- _Provided records_
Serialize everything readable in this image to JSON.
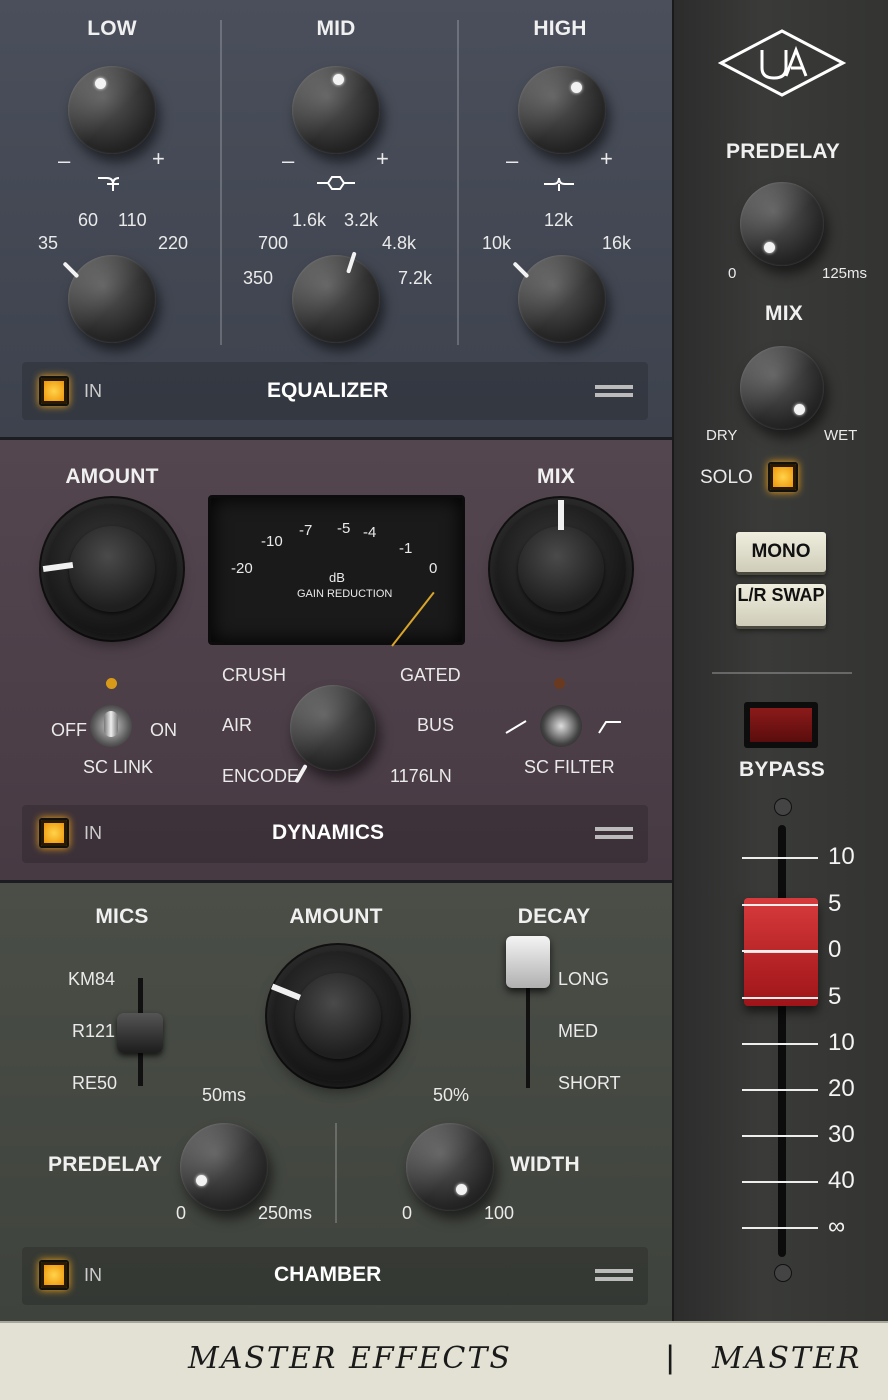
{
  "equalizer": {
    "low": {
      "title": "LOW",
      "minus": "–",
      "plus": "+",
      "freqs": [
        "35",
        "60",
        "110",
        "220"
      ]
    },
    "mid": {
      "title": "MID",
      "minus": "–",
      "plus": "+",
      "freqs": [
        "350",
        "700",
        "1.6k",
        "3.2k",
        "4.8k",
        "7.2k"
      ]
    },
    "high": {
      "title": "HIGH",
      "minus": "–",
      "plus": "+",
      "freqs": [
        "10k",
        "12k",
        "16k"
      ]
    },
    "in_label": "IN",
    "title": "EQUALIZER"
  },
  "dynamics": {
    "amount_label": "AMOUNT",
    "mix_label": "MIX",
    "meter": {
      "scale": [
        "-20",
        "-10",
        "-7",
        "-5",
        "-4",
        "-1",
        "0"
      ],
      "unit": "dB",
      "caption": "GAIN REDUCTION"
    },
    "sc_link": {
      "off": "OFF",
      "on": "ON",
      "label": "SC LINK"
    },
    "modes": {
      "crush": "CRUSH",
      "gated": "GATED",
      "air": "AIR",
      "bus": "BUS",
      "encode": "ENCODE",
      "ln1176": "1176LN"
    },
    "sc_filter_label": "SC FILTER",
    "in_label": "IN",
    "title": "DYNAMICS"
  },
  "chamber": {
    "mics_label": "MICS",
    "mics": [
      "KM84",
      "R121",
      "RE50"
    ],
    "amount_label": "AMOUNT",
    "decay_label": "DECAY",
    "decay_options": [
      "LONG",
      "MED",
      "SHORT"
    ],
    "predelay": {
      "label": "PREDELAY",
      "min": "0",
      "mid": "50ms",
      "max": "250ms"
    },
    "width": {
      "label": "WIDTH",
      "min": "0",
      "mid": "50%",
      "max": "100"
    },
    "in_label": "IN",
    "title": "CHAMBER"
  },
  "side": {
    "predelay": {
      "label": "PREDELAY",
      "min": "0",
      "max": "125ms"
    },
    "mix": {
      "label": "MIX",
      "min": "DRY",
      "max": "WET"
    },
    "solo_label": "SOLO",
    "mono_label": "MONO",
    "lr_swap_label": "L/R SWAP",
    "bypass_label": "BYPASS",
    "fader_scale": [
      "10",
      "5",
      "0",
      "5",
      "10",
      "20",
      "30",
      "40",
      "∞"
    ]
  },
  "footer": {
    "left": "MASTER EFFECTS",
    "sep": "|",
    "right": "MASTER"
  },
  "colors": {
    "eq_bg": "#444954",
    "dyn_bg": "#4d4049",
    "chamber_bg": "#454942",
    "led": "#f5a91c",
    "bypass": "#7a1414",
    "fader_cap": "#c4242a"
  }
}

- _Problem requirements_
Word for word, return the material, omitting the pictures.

- _Written answer_
Serialize everything readable in this image to JSON.
{
  "equalizer": {
    "low": {
      "title": "LOW",
      "minus": "–",
      "plus": "+",
      "freqs": [
        "35",
        "60",
        "110",
        "220"
      ]
    },
    "mid": {
      "title": "MID",
      "minus": "–",
      "plus": "+",
      "freqs": [
        "350",
        "700",
        "1.6k",
        "3.2k",
        "4.8k",
        "7.2k"
      ]
    },
    "high": {
      "title": "HIGH",
      "minus": "–",
      "plus": "+",
      "freqs": [
        "10k",
        "12k",
        "16k"
      ]
    },
    "in_label": "IN",
    "title": "EQUALIZER"
  },
  "dynamics": {
    "amount_label": "AMOUNT",
    "mix_label": "MIX",
    "meter": {
      "scale": [
        "-20",
        "-10",
        "-7",
        "-5",
        "-4",
        "-1",
        "0"
      ],
      "unit": "dB",
      "caption": "GAIN REDUCTION"
    },
    "sc_link": {
      "off": "OFF",
      "on": "ON",
      "label": "SC LINK"
    },
    "modes": {
      "crush": "CRUSH",
      "gated": "GATED",
      "air": "AIR",
      "bus": "BUS",
      "encode": "ENCODE",
      "ln1176": "1176LN"
    },
    "sc_filter_label": "SC FILTER",
    "in_label": "IN",
    "title": "DYNAMICS"
  },
  "chamber": {
    "mics_label": "MICS",
    "mics": [
      "KM84",
      "R121",
      "RE50"
    ],
    "amount_label": "AMOUNT",
    "decay_label": "DECAY",
    "decay_options": [
      "LONG",
      "MED",
      "SHORT"
    ],
    "predelay": {
      "label": "PREDELAY",
      "min": "0",
      "mid": "50ms",
      "max": "250ms"
    },
    "width": {
      "label": "WIDTH",
      "min": "0",
      "mid": "50%",
      "max": "100"
    },
    "in_label": "IN",
    "title": "CHAMBER"
  },
  "side": {
    "predelay": {
      "label": "PREDELAY",
      "min": "0",
      "max": "125ms"
    },
    "mix": {
      "label": "MIX",
      "min": "DRY",
      "max": "WET"
    },
    "solo_label": "SOLO",
    "mono_label": "MONO",
    "lr_swap_label": "L/R SWAP",
    "bypass_label": "BYPASS",
    "fader_scale": [
      "10",
      "5",
      "0",
      "5",
      "10",
      "20",
      "30",
      "40",
      "∞"
    ]
  },
  "footer": {
    "left": "MASTER EFFECTS",
    "sep": "|",
    "right": "MASTER"
  },
  "colors": {
    "eq_bg": "#444954",
    "dyn_bg": "#4d4049",
    "chamber_bg": "#454942",
    "led": "#f5a91c",
    "bypass": "#7a1414",
    "fader_cap": "#c4242a"
  }
}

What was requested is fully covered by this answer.